:: Exercise prompt ::
Write out each record in full and exactly as given. Skip any pictures.

:: Provided records ::
═══

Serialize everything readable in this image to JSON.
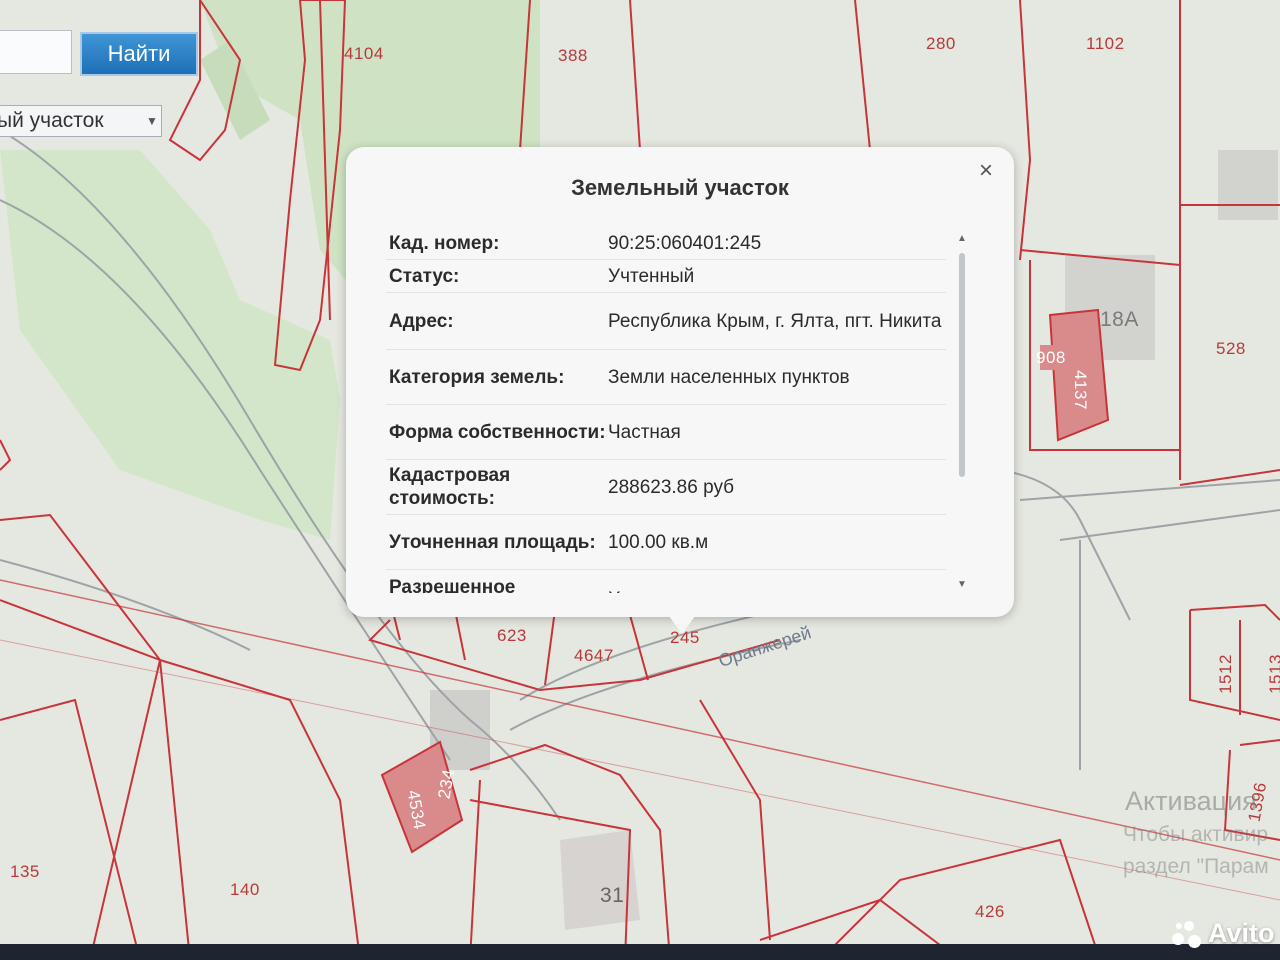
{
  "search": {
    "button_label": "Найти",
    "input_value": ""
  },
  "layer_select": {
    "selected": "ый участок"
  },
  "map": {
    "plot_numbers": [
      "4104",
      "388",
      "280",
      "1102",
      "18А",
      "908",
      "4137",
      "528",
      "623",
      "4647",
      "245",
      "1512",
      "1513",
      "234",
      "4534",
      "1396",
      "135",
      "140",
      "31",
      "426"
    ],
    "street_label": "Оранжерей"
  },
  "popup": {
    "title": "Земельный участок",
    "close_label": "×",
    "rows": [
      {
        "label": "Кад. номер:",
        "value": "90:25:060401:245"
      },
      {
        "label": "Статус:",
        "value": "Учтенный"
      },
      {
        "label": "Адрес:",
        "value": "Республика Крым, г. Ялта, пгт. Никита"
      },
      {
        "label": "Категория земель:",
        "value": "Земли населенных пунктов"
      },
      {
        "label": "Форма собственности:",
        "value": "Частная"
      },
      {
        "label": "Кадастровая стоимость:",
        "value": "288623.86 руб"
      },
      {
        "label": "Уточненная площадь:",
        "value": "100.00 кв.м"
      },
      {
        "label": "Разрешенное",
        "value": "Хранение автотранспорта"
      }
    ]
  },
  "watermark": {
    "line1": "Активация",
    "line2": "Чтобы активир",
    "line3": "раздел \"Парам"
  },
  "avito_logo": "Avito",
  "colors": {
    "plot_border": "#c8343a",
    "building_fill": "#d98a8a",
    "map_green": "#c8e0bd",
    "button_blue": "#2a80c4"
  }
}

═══

:: Result ::
Serialize everything readable in this image to JSON.
{
  "search": {
    "button_label": "Найти",
    "input_value": ""
  },
  "layer_select": {
    "selected": "ый участок"
  },
  "map": {
    "plot_numbers": [
      "4104",
      "388",
      "280",
      "1102",
      "18А",
      "908",
      "4137",
      "528",
      "623",
      "4647",
      "245",
      "1512",
      "1513",
      "234",
      "4534",
      "1396",
      "135",
      "140",
      "31",
      "426"
    ],
    "street_label": "Оранжерей"
  },
  "popup": {
    "title": "Земельный участок",
    "close_label": "×",
    "rows": [
      {
        "label": "Кад. номер:",
        "value": "90:25:060401:245"
      },
      {
        "label": "Статус:",
        "value": "Учтенный"
      },
      {
        "label": "Адрес:",
        "value": "Республика Крым, г. Ялта, пгт. Никита"
      },
      {
        "label": "Категория земель:",
        "value": "Земли населенных пунктов"
      },
      {
        "label": "Форма собственности:",
        "value": "Частная"
      },
      {
        "label": "Кадастровая стоимость:",
        "value": "288623.86 руб"
      },
      {
        "label": "Уточненная площадь:",
        "value": "100.00 кв.м"
      },
      {
        "label": "Разрешенное",
        "value": "Хранение автотранспорта"
      }
    ]
  },
  "watermark": {
    "line1": "Активация",
    "line2": "Чтобы активир",
    "line3": "раздел \"Парам"
  },
  "avito_logo": "Avito",
  "colors": {
    "plot_border": "#c8343a",
    "building_fill": "#d98a8a",
    "map_green": "#c8e0bd",
    "button_blue": "#2a80c4"
  }
}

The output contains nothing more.